Where a [university] has actual knowledge that its efforts to remediate [sexual violence] are ineffective [i.e., only resulted in “losers”], and it continues to use those same methods to no avail, such [university] has failed to act reasonably in light of the known circumstances.
Moreover, the university’s message to the female freshman that an asymmetry in “[t]he number of witnesses that either the Complainant or Respondent” are afforded to support their respective positions is “irrelevant” is in clear conflict with the policies promulgated by the Department of Education: “a school should not conduct a pre-hearing meeting during which only the alleged perpetrator is present and given an opportunity to present his or her side of the story, unless a similar meeting takes place with the complainant; a hearing or disciplinary board should not allow only the alleged perpetrator to present character witnesses at a hearing.” U.S. Dep’t of Educ., “Dear Colleague” Letter.
Indeed, UT’s positions in the context of the unprecedented procedures it followed in this case are indicative of a Title IX violation – a fact which exposes it to significant liability in our view. It is well-settled that a private right of action for damages exists under Title IX in cases of student-on-student sexual violence and harassment where the university is “deliberately indifferent to sexual harassment, of which the recipient has actual knowledge, and that harassment is so severe pervasive, and objectively offensive that it can be said to deprive the victims of access to the educational opportunities provided by the school.” Davis, supra, 526 U.S. at 650; Gebser v. Lago Vista Indep. Sch. Dist., 524 U.S. 274, 290-91 (1998).

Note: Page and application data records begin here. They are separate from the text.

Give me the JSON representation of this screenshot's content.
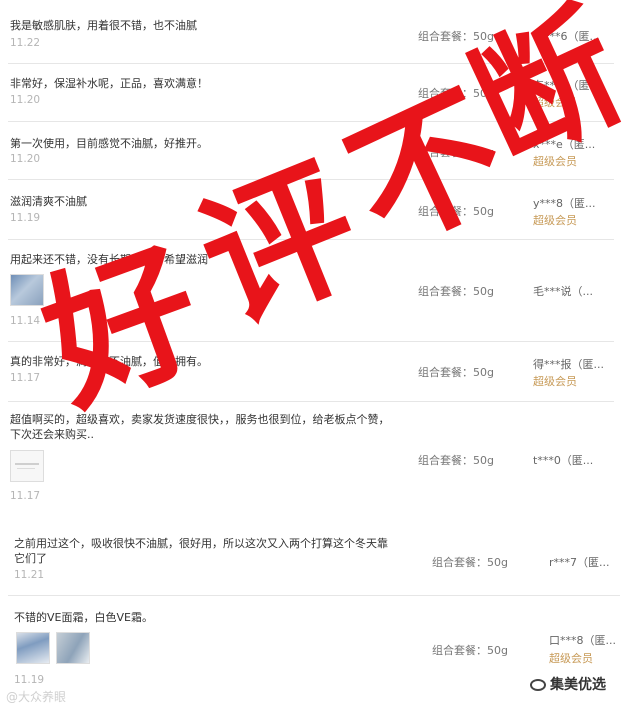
{
  "reviews": [
    {
      "comment": "我是敏感肌肤，用着很不错，也不油腻",
      "date": "11.22",
      "sku": "组合套餐：50g",
      "user": "石***6（匿...",
      "member": ""
    },
    {
      "comment": "非常好，保湿补水呢，正品，喜欢满意！",
      "date": "11.20",
      "sku": "组合套餐：50g",
      "user": "东***3（匿...",
      "member": "超级会员"
    },
    {
      "comment": "第一次使用，目前感觉不油腻，好推开。",
      "date": "11.20",
      "sku": "组合套餐：50g",
      "user": "x***e（匿...",
      "member": "超级会员"
    },
    {
      "comment": "滋润清爽不油腻",
      "date": "11.19",
      "sku": "组合套餐：50g",
      "user": "y***8（匿...",
      "member": "超级会员"
    },
    {
      "comment": "用起来还不错，没有长期使用，希望滋润",
      "date": "11.14",
      "sku": "组合套餐：50g",
      "user": "毛***说（...",
      "member": ""
    },
    {
      "comment": "真的非常好，润肤，不油腻，值得拥有。",
      "date": "11.17",
      "sku": "组合套餐：50g",
      "user": "得***报（匿...",
      "member": "超级会员"
    },
    {
      "comment": "超值啊买的，超级喜欢，卖家发货速度很快，，服务也很到位，给老板点个赞，下次还会来购买..",
      "date": "11.17",
      "sku": "组合套餐：50g",
      "user": "t***0（匿...",
      "member": ""
    },
    {
      "comment": "之前用过这个，吸收很快不油腻，很好用，所以这次又入两个打算这个冬天靠它们了",
      "date": "11.21",
      "sku": "组合套餐：50g",
      "user": "r***7（匿...",
      "member": ""
    },
    {
      "comment": "不错的VE面霜，白色VE霜。",
      "date": "11.19",
      "sku": "组合套餐：50g",
      "user": "口***8（匿...",
      "member": "超级会员"
    }
  ],
  "overlay": {
    "chars": [
      "好",
      "评",
      "不",
      "断"
    ]
  },
  "watermarks": {
    "left": "@大众养眼",
    "right": "集美优选"
  },
  "colors": {
    "stamp": "#e8141a",
    "member": "#c79a57",
    "date": "#b5b5b5"
  }
}
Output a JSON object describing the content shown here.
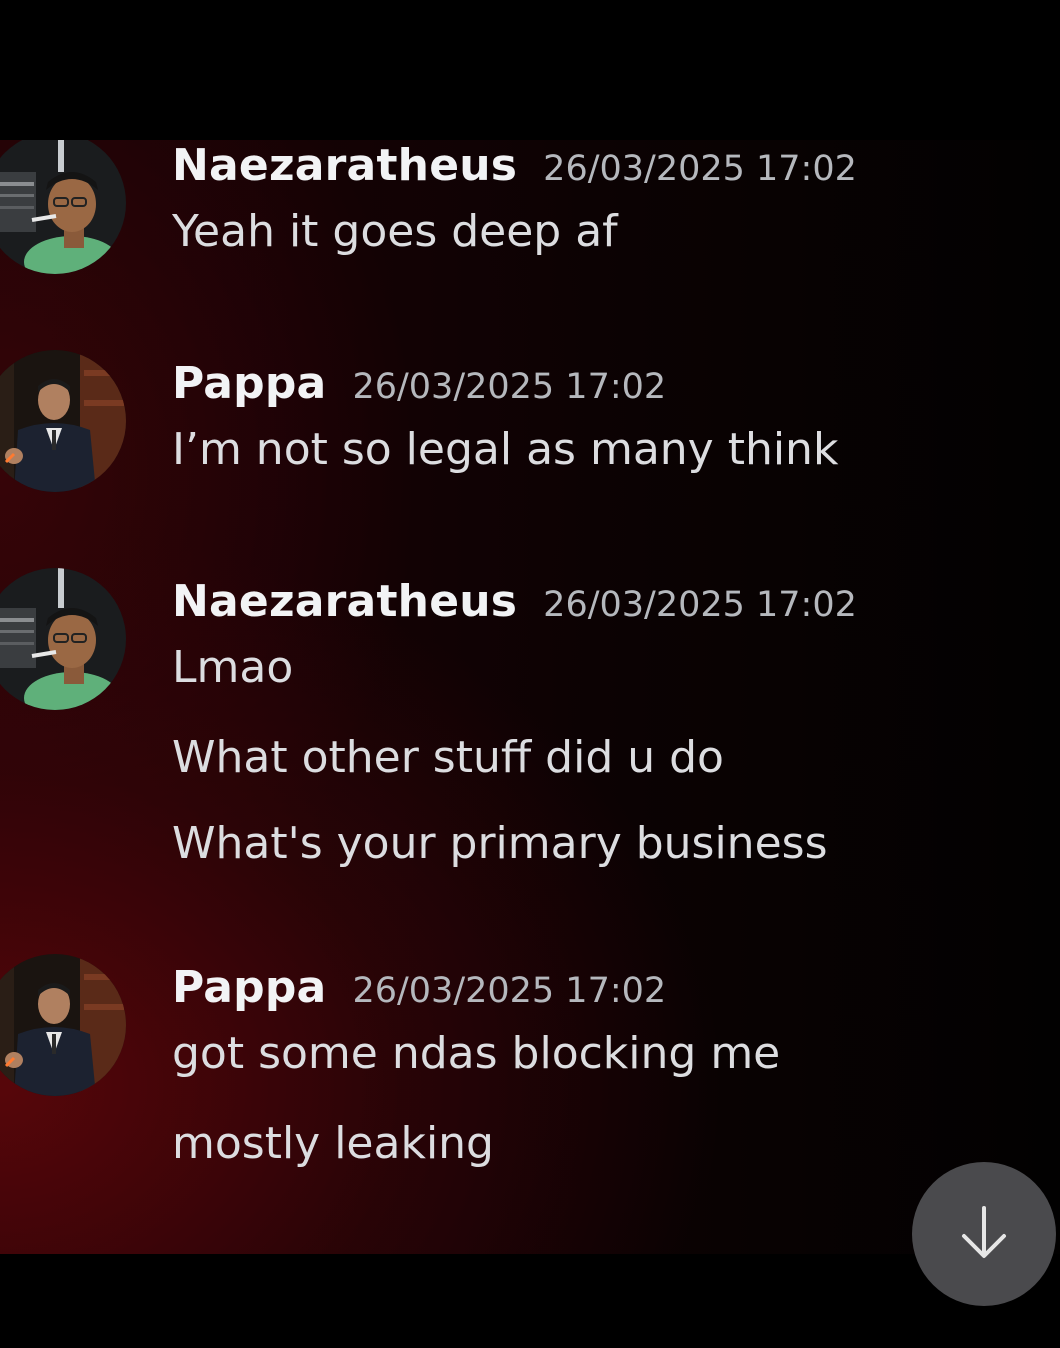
{
  "messages": [
    {
      "username": "Naezaratheus",
      "timestamp": "26/03/2025 17:02",
      "avatar": "naezaratheus-avatar",
      "lines": [
        "Yeah it goes deep af"
      ]
    },
    {
      "username": "Pappa",
      "timestamp": "26/03/2025 17:02",
      "avatar": "pappa-avatar",
      "lines": [
        "I’m not so legal as many think"
      ]
    },
    {
      "username": "Naezaratheus",
      "timestamp": "26/03/2025 17:02",
      "avatar": "naezaratheus-avatar",
      "lines": [
        "Lmao",
        "What other stuff did u do",
        "What's your primary business"
      ]
    },
    {
      "username": "Pappa",
      "timestamp": "26/03/2025 17:02",
      "avatar": "pappa-avatar",
      "lines": [
        "got some ndas blocking me",
        "mostly leaking"
      ]
    }
  ],
  "scroll_button": {
    "icon": "arrow-down-icon"
  },
  "colors": {
    "username": "#f2f3f5",
    "timestamp": "#b5b8bd",
    "message": "#dcdde0",
    "scroll_button_bg": "#4a4a4d"
  }
}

The potential costs to UT under Title IX: Although such considerations are naturally fact-intensive, juries have awarded plaintiffs considerable monetary awards for compensatory damages and attorney’s fees where Title IX violations are found involving sexual assaults. See, e.g. A.S. v. South San Antonio ISD, Case No. 5:13-cv-00940-HLH (January 21, 2015) ($4,500,000 jury verdict award to the plaintiff). As a result, universities are weary of the liability to which they are exposed in the context of Title IX violations and have paid significant amounts in settlements in recent years. See Simpson v. Univ. of Colo, Boulder, Case No. 02-cv-2390-REB (December, 2007) ($2,500,000 settlement); Gilmore v. Univ. of Colo, Boulder, Case No. 03-CV-2495-REB (December, 2007) ($350,000 settlement); Humes v. Ohio Univ., Case No. C2-03-366 (January, 2005) ($350,000 settlement); Speakman v. Ohio Univ., Case No. 2:07-CV-135 (December, 2007) ($225,000 settlement); Marin v. Clovis Unified School Dist., Case No. 08-cv-01924-AWI (September 20, 2010) ($145,000 settlement).
In this case, UT’s sexual assault investigation procedures have certainly left many unanswered questions which, at a minimum, demand immediate answers. Regardless, the university’s laissez faire “no winners . . . only losers” attitude towards enforcement of Title IX’s important goals does nothing to ameliorate what, at best, was a botched investigation which resulted in the unequal treatment of a female freshman who had just begun what appeared to be a bright career at UT.
In our opinion, this is only the beginning of problems related to Title IX enforcement in universities throughout the country involving sexual assault. We naturally hope that UT’s recent changes and new policies will fix these problems. In the meantime, other students like the female freshman in this case who have already been victimized, undoubtedly remain skeptical.